DATA IN THIS EXERCISE:
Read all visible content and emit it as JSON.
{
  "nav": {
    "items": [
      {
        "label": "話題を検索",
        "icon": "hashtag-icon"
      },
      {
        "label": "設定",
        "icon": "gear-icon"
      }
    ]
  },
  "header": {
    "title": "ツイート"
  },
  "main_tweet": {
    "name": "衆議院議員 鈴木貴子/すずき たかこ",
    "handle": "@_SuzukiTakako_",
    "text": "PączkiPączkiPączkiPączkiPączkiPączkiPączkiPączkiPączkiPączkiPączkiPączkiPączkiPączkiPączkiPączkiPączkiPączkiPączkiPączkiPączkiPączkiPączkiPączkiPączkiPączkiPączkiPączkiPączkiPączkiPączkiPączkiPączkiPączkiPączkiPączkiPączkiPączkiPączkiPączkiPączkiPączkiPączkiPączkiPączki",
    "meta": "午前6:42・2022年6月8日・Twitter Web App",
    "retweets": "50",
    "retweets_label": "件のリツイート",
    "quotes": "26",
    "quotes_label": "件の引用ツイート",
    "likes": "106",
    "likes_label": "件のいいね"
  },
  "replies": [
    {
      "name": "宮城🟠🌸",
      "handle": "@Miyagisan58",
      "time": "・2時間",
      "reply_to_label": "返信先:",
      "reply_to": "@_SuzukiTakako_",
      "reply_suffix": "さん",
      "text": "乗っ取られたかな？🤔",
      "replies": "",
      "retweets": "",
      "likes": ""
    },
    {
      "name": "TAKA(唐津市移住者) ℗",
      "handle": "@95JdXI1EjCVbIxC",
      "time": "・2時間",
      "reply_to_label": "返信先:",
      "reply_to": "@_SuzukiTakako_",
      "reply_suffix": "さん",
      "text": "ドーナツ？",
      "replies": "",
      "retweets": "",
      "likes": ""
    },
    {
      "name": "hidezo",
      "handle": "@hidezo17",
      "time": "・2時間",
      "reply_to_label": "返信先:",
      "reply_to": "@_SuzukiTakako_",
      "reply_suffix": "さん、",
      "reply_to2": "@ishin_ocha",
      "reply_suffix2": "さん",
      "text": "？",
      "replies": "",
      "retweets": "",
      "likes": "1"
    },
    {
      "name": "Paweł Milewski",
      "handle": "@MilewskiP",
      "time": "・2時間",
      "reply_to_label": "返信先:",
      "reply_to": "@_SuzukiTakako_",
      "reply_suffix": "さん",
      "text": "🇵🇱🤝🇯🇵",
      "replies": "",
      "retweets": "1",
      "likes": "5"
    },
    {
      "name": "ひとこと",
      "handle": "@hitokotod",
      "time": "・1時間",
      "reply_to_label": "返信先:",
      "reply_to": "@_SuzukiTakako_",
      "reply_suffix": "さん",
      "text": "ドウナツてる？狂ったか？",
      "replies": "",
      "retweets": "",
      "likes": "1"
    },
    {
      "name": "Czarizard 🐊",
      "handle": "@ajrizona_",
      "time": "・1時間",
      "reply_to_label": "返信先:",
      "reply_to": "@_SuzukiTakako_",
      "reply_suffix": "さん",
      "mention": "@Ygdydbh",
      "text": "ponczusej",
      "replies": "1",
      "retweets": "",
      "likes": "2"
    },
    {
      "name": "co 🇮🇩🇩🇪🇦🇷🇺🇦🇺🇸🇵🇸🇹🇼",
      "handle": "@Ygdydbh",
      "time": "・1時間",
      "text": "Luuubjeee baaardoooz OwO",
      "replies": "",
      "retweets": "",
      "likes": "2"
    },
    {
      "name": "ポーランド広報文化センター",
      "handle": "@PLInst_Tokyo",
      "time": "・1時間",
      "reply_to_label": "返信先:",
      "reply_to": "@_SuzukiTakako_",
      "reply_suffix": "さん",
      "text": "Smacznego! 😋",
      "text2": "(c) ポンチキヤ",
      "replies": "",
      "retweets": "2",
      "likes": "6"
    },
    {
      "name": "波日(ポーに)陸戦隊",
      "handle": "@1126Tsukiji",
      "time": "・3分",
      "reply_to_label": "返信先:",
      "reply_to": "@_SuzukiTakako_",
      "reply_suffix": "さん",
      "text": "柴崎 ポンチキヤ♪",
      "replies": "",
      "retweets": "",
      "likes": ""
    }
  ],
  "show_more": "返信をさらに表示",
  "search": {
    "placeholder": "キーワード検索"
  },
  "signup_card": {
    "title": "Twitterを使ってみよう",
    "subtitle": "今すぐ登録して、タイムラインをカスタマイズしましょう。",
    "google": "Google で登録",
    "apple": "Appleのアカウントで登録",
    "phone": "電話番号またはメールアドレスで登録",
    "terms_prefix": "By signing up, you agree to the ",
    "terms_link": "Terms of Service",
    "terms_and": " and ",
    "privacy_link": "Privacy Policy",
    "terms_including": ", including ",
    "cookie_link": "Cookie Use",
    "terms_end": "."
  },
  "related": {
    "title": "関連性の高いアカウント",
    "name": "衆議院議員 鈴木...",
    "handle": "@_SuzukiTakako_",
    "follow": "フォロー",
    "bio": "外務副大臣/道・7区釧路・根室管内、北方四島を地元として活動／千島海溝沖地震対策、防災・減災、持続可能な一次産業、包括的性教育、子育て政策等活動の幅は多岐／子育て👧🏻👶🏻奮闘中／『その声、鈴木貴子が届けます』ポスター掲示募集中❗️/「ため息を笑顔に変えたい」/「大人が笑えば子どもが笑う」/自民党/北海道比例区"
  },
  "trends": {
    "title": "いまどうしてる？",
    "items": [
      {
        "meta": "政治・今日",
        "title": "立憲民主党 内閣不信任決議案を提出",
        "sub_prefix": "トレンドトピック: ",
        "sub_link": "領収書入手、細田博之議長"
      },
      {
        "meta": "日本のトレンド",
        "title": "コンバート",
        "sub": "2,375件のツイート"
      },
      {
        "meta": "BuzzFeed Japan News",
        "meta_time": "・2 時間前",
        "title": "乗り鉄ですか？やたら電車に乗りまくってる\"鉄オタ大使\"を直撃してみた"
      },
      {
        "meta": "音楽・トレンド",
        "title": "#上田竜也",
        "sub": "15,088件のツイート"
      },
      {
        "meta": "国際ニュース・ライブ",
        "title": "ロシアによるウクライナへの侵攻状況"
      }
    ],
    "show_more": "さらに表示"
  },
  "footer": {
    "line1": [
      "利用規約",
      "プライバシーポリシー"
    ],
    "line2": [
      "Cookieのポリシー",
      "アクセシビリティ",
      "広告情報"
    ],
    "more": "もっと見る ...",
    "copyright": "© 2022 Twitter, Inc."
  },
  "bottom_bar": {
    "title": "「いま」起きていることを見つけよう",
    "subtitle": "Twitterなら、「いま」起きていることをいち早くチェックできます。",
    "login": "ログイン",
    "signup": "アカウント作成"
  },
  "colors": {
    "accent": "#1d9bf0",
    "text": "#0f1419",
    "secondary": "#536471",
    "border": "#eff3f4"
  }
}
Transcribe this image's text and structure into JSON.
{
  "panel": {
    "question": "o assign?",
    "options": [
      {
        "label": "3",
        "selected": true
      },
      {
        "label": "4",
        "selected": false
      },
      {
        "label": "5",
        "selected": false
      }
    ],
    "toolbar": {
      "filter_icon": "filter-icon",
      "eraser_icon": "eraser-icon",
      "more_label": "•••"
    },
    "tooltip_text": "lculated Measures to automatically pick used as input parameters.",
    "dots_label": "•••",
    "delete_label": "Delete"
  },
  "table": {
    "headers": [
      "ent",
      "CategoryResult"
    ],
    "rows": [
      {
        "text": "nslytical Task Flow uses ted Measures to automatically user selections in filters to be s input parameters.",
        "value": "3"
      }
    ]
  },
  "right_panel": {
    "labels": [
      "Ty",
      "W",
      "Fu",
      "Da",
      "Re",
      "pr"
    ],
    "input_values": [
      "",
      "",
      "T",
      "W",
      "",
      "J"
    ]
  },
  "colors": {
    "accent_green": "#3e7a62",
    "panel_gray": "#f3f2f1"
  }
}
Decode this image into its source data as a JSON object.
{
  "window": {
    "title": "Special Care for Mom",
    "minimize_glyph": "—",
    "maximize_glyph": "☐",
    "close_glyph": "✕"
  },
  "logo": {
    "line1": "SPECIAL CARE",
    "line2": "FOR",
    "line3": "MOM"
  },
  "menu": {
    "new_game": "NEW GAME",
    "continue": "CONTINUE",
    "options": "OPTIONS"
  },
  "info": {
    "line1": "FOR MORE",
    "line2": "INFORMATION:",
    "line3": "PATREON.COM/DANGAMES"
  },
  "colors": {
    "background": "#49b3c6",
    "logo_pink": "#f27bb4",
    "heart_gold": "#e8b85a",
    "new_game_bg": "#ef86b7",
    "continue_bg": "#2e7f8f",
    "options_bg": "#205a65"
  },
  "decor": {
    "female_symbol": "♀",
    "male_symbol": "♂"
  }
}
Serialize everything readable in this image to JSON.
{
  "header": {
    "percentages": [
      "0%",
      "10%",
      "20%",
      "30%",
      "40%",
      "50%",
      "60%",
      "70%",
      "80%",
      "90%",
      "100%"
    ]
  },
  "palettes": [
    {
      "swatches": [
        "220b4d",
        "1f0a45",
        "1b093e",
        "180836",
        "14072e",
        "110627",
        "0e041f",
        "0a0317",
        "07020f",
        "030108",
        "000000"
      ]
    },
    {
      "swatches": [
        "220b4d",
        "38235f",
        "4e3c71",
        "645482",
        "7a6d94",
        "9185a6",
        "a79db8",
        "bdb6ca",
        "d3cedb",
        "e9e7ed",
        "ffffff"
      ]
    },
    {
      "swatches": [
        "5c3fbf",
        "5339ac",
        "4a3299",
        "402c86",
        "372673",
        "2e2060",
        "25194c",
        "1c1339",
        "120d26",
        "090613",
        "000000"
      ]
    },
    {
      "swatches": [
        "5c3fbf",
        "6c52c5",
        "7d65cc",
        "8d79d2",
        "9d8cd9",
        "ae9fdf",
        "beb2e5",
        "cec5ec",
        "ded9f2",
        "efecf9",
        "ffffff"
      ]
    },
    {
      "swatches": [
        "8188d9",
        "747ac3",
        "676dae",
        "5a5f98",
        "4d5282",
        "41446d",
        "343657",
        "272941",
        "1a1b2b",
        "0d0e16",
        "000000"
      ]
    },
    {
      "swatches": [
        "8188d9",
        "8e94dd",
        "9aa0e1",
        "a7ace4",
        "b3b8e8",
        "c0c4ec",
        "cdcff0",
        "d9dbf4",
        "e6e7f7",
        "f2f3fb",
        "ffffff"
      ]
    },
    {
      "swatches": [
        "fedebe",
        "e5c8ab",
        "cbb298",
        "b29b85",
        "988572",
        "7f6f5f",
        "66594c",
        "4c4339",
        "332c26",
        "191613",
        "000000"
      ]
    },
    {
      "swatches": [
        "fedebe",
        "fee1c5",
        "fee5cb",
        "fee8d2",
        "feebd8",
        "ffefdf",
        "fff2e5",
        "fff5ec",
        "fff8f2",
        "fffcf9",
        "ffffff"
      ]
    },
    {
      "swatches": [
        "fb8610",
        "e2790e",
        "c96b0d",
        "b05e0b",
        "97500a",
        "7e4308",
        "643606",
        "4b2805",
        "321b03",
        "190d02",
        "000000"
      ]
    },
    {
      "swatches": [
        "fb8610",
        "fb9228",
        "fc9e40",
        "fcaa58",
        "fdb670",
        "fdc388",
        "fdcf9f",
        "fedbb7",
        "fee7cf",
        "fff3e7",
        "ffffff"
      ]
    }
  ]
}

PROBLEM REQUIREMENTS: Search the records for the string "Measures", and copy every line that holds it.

SOLUTION BELOW:
    "tooltip_text": "lculated Measures to automatically pick used as input parameters.",
        "text": "nslytical Task Flow uses ted Measures to automatically user selections in filters to be s input parameters.",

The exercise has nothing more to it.